Sales of antibiotics for livestock have fallen to a four-year low – putting the farming industry on track to meet targets to tackle antibiotic resistance.
But medical experts say more must be done to combat what remains a growing threat to human health.
Overall sales of antibiotics by weight dropped by 9% from 2014 to 2015, while sales for livestock dropped 10% from 62mg/kg to 56mg/kg, said Defra on Thursday (17 November).
This continues a 10-year decline and puts the UK on track to reach its 50mg/kg target by 2018.
As well as the overall reduction, the Defra report shows a drop in sales of the highest priority antibiotics described as “critically important for humans”.
Sales of these made up just over 1% of all antibiotics sold for use in animals during 2015.
See also: Doctors call for ban on farm antibiotics
Defra minister Lord Gardiner said: “Antibiotic resistance is the biggest threat to modern medicine and we must act now to help keep antibiotics effective for future generations.
This report shows the hard work of our vets and farmers is already making a real impact.”
Experts have warned that antibiotic resistance could be responsible for 10 million human deaths a year by 2050 unless use is reduced.
This week – World Antibiotics Awareness Week 2016 – a group of prominent medical experts called for more action to tackle the problem (see box).
The poultry and livestock sectors have already taken steps to cut antibiotic use and continue to do so.
The poultrymeat industry almost halved its use of critically important antibiotics from 2012 to 2015. The UK pig industry has launched an online system to record and control antibiotic use.
Ruma, the agricultural and food industry alliance which promotes responsible use of medicines in farm animals, said the latest figures showed that the “hard work” taking place in the farming industry over the past couple of years was already paying off.
Ruma secretary general John FitzGerald said: “This is a complex challenge and it’s a fine balance to reduce and refine use of antibiotics without compromising animal welfare.
“These results bode well for the 2016 figures as momentum builds in tackling the challenge of antibiotic resistance.”

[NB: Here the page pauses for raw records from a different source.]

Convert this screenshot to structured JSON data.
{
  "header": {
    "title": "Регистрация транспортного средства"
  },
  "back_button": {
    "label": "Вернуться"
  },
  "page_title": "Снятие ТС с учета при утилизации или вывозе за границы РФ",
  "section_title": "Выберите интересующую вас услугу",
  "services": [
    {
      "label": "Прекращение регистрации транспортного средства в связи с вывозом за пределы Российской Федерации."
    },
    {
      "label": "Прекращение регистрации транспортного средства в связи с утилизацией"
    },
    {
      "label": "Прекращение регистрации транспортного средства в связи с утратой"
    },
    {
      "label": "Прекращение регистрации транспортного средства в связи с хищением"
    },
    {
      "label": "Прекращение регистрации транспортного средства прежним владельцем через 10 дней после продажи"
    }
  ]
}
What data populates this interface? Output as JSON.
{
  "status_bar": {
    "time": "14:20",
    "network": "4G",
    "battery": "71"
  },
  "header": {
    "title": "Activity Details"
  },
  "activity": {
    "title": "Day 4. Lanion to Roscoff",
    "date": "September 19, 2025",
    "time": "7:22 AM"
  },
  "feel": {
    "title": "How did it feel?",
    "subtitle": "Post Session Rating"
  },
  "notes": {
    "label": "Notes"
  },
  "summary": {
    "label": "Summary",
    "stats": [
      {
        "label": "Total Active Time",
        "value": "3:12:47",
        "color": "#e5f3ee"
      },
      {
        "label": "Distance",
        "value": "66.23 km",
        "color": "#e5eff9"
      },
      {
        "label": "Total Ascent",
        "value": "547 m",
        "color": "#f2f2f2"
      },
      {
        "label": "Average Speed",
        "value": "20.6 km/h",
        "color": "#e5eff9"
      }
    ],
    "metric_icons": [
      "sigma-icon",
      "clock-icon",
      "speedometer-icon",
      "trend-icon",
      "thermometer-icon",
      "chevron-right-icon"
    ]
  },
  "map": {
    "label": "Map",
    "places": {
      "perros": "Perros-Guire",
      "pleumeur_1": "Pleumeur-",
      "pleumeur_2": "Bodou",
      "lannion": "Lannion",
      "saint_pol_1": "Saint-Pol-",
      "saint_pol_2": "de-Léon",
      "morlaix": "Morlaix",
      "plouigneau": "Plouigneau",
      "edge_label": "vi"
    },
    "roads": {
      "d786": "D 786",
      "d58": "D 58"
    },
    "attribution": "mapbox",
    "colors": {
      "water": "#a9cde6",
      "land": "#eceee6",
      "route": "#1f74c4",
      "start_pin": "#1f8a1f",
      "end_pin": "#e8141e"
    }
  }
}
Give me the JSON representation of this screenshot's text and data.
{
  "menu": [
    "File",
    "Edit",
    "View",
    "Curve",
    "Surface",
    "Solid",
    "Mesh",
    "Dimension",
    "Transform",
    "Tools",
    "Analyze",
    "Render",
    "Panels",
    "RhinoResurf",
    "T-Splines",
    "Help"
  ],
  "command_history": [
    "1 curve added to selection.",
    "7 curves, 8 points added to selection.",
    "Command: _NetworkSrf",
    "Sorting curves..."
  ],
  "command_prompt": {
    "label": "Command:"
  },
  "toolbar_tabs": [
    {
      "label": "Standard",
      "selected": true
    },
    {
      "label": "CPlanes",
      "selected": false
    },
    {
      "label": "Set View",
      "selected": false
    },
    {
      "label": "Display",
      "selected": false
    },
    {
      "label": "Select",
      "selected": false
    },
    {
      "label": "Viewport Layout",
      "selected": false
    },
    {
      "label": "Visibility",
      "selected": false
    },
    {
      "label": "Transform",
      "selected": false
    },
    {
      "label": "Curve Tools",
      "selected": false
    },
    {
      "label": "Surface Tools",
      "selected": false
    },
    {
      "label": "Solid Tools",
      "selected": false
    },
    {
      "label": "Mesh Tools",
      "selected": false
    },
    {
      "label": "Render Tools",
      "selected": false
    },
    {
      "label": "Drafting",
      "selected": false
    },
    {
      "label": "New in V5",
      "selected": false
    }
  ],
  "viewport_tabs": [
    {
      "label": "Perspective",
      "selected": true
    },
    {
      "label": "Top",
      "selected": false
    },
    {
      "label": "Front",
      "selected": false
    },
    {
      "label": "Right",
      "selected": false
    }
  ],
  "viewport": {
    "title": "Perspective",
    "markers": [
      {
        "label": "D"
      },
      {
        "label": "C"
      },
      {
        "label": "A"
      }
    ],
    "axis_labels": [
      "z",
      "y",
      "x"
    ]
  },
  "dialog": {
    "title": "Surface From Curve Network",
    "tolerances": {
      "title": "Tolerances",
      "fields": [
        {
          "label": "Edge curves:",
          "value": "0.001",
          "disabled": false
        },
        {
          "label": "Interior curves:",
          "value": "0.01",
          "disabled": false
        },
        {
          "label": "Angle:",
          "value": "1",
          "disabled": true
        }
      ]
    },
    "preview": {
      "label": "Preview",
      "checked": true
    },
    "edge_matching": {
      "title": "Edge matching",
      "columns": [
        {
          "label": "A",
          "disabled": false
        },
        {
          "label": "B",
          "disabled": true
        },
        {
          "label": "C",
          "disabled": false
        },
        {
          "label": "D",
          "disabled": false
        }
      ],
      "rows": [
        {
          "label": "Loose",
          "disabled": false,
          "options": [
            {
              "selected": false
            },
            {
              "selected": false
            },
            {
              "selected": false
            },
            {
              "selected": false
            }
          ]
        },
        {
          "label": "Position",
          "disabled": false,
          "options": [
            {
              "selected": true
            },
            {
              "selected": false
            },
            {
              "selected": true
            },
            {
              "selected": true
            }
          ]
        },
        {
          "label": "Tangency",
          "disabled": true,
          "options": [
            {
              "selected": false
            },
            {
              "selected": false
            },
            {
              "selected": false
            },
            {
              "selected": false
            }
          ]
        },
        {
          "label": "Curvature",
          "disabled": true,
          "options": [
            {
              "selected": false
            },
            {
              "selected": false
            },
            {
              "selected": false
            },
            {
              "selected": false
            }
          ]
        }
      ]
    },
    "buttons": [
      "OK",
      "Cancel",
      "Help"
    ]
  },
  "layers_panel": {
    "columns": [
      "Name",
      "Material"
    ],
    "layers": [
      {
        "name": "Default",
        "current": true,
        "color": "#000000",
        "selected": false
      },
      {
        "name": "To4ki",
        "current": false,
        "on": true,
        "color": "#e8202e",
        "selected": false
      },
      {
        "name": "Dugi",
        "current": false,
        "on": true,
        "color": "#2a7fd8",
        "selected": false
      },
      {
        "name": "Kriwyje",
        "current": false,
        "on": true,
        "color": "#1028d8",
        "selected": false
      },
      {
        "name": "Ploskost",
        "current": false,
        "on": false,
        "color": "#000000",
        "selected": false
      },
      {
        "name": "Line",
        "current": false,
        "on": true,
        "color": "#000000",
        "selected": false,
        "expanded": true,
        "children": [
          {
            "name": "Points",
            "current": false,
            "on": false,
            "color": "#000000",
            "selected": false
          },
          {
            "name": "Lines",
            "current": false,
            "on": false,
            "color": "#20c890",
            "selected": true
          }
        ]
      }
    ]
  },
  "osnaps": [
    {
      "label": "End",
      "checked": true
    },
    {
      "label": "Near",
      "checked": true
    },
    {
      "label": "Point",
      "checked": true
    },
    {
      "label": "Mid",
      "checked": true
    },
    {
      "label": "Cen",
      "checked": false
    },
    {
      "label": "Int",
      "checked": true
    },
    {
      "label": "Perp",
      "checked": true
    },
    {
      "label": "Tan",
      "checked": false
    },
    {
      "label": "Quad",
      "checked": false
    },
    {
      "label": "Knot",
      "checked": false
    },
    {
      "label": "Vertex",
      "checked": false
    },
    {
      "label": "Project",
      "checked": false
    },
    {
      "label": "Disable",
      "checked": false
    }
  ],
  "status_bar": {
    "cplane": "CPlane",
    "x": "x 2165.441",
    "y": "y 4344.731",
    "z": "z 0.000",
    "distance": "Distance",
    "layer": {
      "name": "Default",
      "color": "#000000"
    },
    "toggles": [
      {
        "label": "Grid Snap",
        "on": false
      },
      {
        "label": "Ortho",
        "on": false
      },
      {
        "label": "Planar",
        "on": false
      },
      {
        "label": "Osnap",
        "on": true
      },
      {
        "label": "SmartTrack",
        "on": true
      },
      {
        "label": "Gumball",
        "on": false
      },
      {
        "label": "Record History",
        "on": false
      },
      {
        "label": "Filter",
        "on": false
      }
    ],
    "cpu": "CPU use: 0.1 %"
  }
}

UK chief vet Nigel Gibbens said: “Those who work with animals have a key role to play in the global fight against antibiotic resistance to monitor use and reduce it wherever we can.
“Clearly, we must not ease up in our efforts, but it is great to see that we are on track.”
Farmers using antibiotics in livestock for medicinal purposes must observe a safe withdrawal period before an animal go to slaughter or their products are sold to consumers.